#### Exercise prompt
Below is a block of records; repeat all of them exactly.

Source records
**********
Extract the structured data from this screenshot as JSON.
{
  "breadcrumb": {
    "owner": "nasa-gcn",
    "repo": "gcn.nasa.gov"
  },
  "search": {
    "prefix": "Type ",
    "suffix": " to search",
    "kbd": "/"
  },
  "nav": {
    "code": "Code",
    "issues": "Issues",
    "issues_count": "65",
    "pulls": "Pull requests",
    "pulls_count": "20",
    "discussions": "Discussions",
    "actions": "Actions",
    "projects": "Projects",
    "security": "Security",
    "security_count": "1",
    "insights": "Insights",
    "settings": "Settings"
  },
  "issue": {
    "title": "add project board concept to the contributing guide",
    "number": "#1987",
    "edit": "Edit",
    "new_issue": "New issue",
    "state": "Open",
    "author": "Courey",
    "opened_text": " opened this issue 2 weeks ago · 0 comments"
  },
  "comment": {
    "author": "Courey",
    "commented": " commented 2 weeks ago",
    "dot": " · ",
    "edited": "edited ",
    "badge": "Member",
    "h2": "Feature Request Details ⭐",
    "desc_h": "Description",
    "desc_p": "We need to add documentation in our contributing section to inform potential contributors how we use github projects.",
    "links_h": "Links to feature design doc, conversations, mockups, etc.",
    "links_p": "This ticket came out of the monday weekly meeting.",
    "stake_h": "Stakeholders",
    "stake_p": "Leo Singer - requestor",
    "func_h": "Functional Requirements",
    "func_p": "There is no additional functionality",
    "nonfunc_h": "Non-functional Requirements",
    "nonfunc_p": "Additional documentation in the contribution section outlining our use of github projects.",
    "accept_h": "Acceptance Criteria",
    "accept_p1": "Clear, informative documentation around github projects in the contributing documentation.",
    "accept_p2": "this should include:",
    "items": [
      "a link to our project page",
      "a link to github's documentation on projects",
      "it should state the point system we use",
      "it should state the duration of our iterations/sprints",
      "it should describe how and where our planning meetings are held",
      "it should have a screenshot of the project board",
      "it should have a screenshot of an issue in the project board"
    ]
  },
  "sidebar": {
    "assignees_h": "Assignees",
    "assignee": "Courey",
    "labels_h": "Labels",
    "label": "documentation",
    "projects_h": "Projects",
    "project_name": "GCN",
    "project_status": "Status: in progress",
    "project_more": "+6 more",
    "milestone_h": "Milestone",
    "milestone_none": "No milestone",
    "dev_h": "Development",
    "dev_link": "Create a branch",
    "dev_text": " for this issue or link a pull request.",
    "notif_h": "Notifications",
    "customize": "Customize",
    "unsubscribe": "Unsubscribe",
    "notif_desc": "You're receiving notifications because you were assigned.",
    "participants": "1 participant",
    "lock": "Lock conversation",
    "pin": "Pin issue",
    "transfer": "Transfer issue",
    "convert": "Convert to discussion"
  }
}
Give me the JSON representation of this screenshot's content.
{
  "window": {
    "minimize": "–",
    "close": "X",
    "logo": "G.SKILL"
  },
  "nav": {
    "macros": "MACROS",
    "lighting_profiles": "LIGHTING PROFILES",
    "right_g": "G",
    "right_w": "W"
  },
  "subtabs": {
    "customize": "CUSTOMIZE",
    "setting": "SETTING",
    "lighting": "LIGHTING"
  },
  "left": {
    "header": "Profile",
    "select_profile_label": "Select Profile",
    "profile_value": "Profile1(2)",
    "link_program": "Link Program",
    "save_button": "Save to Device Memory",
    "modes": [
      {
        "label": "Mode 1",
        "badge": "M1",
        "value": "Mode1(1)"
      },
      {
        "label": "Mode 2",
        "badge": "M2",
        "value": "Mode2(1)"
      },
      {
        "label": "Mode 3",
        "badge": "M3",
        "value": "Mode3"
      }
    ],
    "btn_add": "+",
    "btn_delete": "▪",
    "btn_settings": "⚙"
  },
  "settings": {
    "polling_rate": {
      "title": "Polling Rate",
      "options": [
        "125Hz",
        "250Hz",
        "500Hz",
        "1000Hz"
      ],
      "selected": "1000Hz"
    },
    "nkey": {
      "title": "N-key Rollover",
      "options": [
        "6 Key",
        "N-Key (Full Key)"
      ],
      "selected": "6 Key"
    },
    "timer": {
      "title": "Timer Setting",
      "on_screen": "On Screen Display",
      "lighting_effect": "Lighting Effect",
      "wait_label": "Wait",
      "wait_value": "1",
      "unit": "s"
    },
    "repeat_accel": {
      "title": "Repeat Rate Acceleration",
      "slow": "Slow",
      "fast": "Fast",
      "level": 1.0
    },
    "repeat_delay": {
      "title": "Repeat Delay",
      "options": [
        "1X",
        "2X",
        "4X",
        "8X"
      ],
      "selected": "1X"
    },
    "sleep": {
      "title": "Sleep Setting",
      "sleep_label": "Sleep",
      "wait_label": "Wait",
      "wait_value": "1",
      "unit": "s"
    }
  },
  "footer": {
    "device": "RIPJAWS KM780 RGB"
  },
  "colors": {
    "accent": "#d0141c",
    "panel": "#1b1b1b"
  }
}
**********
#### Worked solution
Extract the structured data from this screenshot as JSON.
{
  "breadcrumb": {
    "owner": "nasa-gcn",
    "repo": "gcn.nasa.gov"
  },
  "search": {
    "prefix": "Type ",
    "suffix": " to search",
    "kbd": "/"
  },
  "nav": {
    "code": "Code",
    "issues": "Issues",
    "issues_count": "65",
    "pulls": "Pull requests",
    "pulls_count": "20",
    "discussions": "Discussions",
    "actions": "Actions",
    "projects": "Projects",
    "security": "Security",
    "security_count": "1",
    "insights": "Insights",
    "settings": "Settings"
  },
  "issue": {
    "title": "add project board concept to the contributing guide",
    "number": "#1987",
    "edit": "Edit",
    "new_issue": "New issue",
    "state": "Open",
    "author": "Courey",
    "opened_text": " opened this issue 2 weeks ago · 0 comments"
  },
  "comment": {
    "author": "Courey",
    "commented": " commented 2 weeks ago",
    "dot": " · ",
    "edited": "edited ",
    "badge": "Member",
    "h2": "Feature Request Details ⭐",
    "desc_h": "Description",
    "desc_p": "We need to add documentation in our contributing section to inform potential contributors how we use github projects.",
    "links_h": "Links to feature design doc, conversations, mockups, etc.",
    "links_p": "This ticket came out of the monday weekly meeting.",
    "stake_h": "Stakeholders",
    "stake_p": "Leo Singer - requestor",
    "func_h": "Functional Requirements",
    "func_p": "There is no additional functionality",
    "nonfunc_h": "Non-functional Requirements",
    "nonfunc_p": "Additional documentation in the contribution section outlining our use of github projects.",
    "accept_h": "Acceptance Criteria",
    "accept_p1": "Clear, informative documentation around github projects in the contributing documentation.",
    "accept_p2": "this should include:",
    "items": [
      "a link to our project page",
      "a link to github's documentation on projects",
      "it should state the point system we use",
      "it should state the duration of our iterations/sprints",
      "it should describe how and where our planning meetings are held",
      "it should have a screenshot of the project board",
      "it should have a screenshot of an issue in the project board"
    ]
  },
  "sidebar": {
    "assignees_h": "Assignees",
    "assignee": "Courey",
    "labels_h": "Labels",
    "label": "documentation",
    "projects_h": "Projects",
    "project_name": "GCN",
    "project_status": "Status: in progress",
    "project_more": "+6 more",
    "milestone_h": "Milestone",
    "milestone_none": "No milestone",
    "dev_h": "Development",
    "dev_link": "Create a branch",
    "dev_text": " for this issue or link a pull request.",
    "notif_h": "Notifications",
    "customize": "Customize",
    "unsubscribe": "Unsubscribe",
    "notif_desc": "You're receiving notifications because you were assigned.",
    "participants": "1 participant",
    "lock": "Lock conversation",
    "pin": "Pin issue",
    "transfer": "Transfer issue",
    "convert": "Convert to discussion"
  }
}
Give me the JSON representation of this screenshot's content.
{
  "window": {
    "minimize": "–",
    "close": "X",
    "logo": "G.SKILL"
  },
  "nav": {
    "macros": "MACROS",
    "lighting_profiles": "LIGHTING PROFILES",
    "right_g": "G",
    "right_w": "W"
  },
  "subtabs": {
    "customize": "CUSTOMIZE",
    "setting": "SETTING",
    "lighting": "LIGHTING"
  },
  "left": {
    "header": "Profile",
    "select_profile_label": "Select Profile",
    "profile_value": "Profile1(2)",
    "link_program": "Link Program",
    "save_button": "Save to Device Memory",
    "modes": [
      {
        "label": "Mode 1",
        "badge": "M1",
        "value": "Mode1(1)"
      },
      {
        "label": "Mode 2",
        "badge": "M2",
        "value": "Mode2(1)"
      },
      {
        "label": "Mode 3",
        "badge": "M3",
        "value": "Mode3"
      }
    ],
    "btn_add": "+",
    "btn_delete": "▪",
    "btn_settings": "⚙"
  },
  "settings": {
    "polling_rate": {
      "title": "Polling Rate",
      "options": [
        "125Hz",
        "250Hz",
        "500Hz",
        "1000Hz"
      ],
      "selected": "1000Hz"
    },
    "nkey": {
      "title": "N-key Rollover",
      "options": [
        "6 Key",
        "N-Key (Full Key)"
      ],
      "selected": "6 Key"
    },
    "timer": {
      "title": "Timer Setting",
      "on_screen": "On Screen Display",
      "lighting_effect": "Lighting Effect",
      "wait_label": "Wait",
      "wait_value": "1",
      "unit": "s"
    },
    "repeat_accel": {
      "title": "Repeat Rate Acceleration",
      "slow": "Slow",
      "fast": "Fast",
      "level": 1.0
    },
    "repeat_delay": {
      "title": "Repeat Delay",
      "options": [
        "1X",
        "2X",
        "4X",
        "8X"
      ],
      "selected": "1X"
    },
    "sleep": {
      "title": "Sleep Setting",
      "sleep_label": "Sleep",
      "wait_label": "Wait",
      "wait_value": "1",
      "unit": "s"
    }
  },
  "footer": {
    "device": "RIPJAWS KM780 RGB"
  },
  "colors": {
    "accent": "#d0141c",
    "panel": "#1b1b1b"
  }
}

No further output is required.